The respondent further contends that he would be prejudiced because of his commitments, both past and future, under the property settlement agreements if petitioner were to be allowed to discontinue. He cites no cases in support of this contention but bottoms it apparently on that line of authorities which holds that a legal interest to the contrary on the part of a respondent in a divorce case or of the state will suffice to deny a complaining party the right to dismiss his suit prior to final decree. Armstrong v. Armstrong, 176 (N.Y.) Misc. 240; Nicolai v. Nicolai, 283 Mass. 241; Walton v. Walton, 86 Colo. 1; Eisenbach v. Eisenbach, 176 Mich. 354.
Financial sacrifices made by a guilty party in order to comply with the obligations imposed on him in the decision for divorce or in property settlement agreements incorporated and approved therein are not necessarily that kind of prejudice which is ordinarily construed as a contrary legal interest. Vinyard v. Vinyard, 43 Del. 422; Nicolai v. Nicolai, supra.
This is particularly so in the circumstances of this case where the evidence discloses that during at least a portion of the interval between 1954 and the filing of the instant motion the parties lived under the same roof, although there is no evidence of a resumption of marital relationship; that there were attempts at reconciliation over "quite a long period of time"; and that respondent, notwithstanding that a final decree had not been entered within 30 days of the time when one could have been entered, paid not only the required sums under the property settlement agreements, but also additional sums either directly to petitioner or for her benefit.
Moreover, the provision in the property settlement agreements providing for a forfeiture of support for petitioner in the event of her failure to procure the entry of a final decree makes it apparent that respondent recognized that petitioner might not desire a dissolution of the marital status.
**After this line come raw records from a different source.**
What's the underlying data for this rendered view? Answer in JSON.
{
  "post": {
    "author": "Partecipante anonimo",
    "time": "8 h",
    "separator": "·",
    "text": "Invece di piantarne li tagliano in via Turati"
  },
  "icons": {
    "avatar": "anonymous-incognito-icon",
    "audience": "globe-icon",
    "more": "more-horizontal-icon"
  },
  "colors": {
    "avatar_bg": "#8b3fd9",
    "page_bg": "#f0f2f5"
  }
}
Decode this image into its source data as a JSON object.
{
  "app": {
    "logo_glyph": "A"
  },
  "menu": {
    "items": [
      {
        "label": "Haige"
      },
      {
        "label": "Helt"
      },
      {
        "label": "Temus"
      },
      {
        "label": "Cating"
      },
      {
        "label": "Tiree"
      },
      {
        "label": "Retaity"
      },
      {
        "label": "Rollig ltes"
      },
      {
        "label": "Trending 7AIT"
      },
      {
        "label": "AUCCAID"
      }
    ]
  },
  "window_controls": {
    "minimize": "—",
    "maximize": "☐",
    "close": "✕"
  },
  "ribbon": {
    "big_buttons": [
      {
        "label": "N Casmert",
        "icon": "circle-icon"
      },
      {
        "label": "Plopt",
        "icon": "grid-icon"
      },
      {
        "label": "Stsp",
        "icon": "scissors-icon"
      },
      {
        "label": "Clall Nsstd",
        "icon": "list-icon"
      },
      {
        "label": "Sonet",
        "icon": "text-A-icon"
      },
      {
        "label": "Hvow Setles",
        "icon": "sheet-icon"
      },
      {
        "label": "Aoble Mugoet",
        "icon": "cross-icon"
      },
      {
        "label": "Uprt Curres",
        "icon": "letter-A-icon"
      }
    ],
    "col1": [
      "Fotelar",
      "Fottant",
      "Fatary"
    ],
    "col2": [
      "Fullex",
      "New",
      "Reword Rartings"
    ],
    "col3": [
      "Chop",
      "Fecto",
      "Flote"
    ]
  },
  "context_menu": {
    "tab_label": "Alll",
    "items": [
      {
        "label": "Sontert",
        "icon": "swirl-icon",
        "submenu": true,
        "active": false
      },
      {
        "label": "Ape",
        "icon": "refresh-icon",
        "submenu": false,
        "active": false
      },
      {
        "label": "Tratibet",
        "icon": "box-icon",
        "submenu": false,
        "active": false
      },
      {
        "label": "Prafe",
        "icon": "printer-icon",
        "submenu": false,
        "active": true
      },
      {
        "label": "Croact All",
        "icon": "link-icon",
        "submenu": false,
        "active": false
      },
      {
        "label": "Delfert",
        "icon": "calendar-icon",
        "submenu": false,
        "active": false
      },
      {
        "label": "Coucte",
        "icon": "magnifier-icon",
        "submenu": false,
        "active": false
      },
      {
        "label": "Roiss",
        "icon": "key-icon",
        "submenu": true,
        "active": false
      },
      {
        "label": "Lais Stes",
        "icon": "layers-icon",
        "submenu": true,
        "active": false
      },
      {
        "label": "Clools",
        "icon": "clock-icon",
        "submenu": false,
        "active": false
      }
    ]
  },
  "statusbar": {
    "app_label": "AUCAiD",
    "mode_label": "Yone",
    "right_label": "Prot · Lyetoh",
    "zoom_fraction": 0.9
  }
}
He should not now be allowed to claim that his failure to negate that possibility in those agreements constitutes the kind of prejudice which should deprive her of the right to discontinue. Vinyard v. Vinyard, supra.
Having determined that the family court was in error in denying the motion to discontinue, we do not reach petitioner's appeal from the decree on the motion to modify since a discontinuance of the petition, absent special circumstances, strikes down all ancillary proceedings. Ash v. Ash, 50 R.I. 1, 6.
In the first case, Equity No. 3121, the petitioner's appeal from the decree on the motion to modify is denied and dismissed pro forma; her appeal from the decree on the motion to discontinue is sustained, and the decree appealed from is reversed.
In the second case, Equity No. 3122, the petitioner's appeal is denied and dismissed pro forma.
Each cause is remanded to the family court for further proceedings.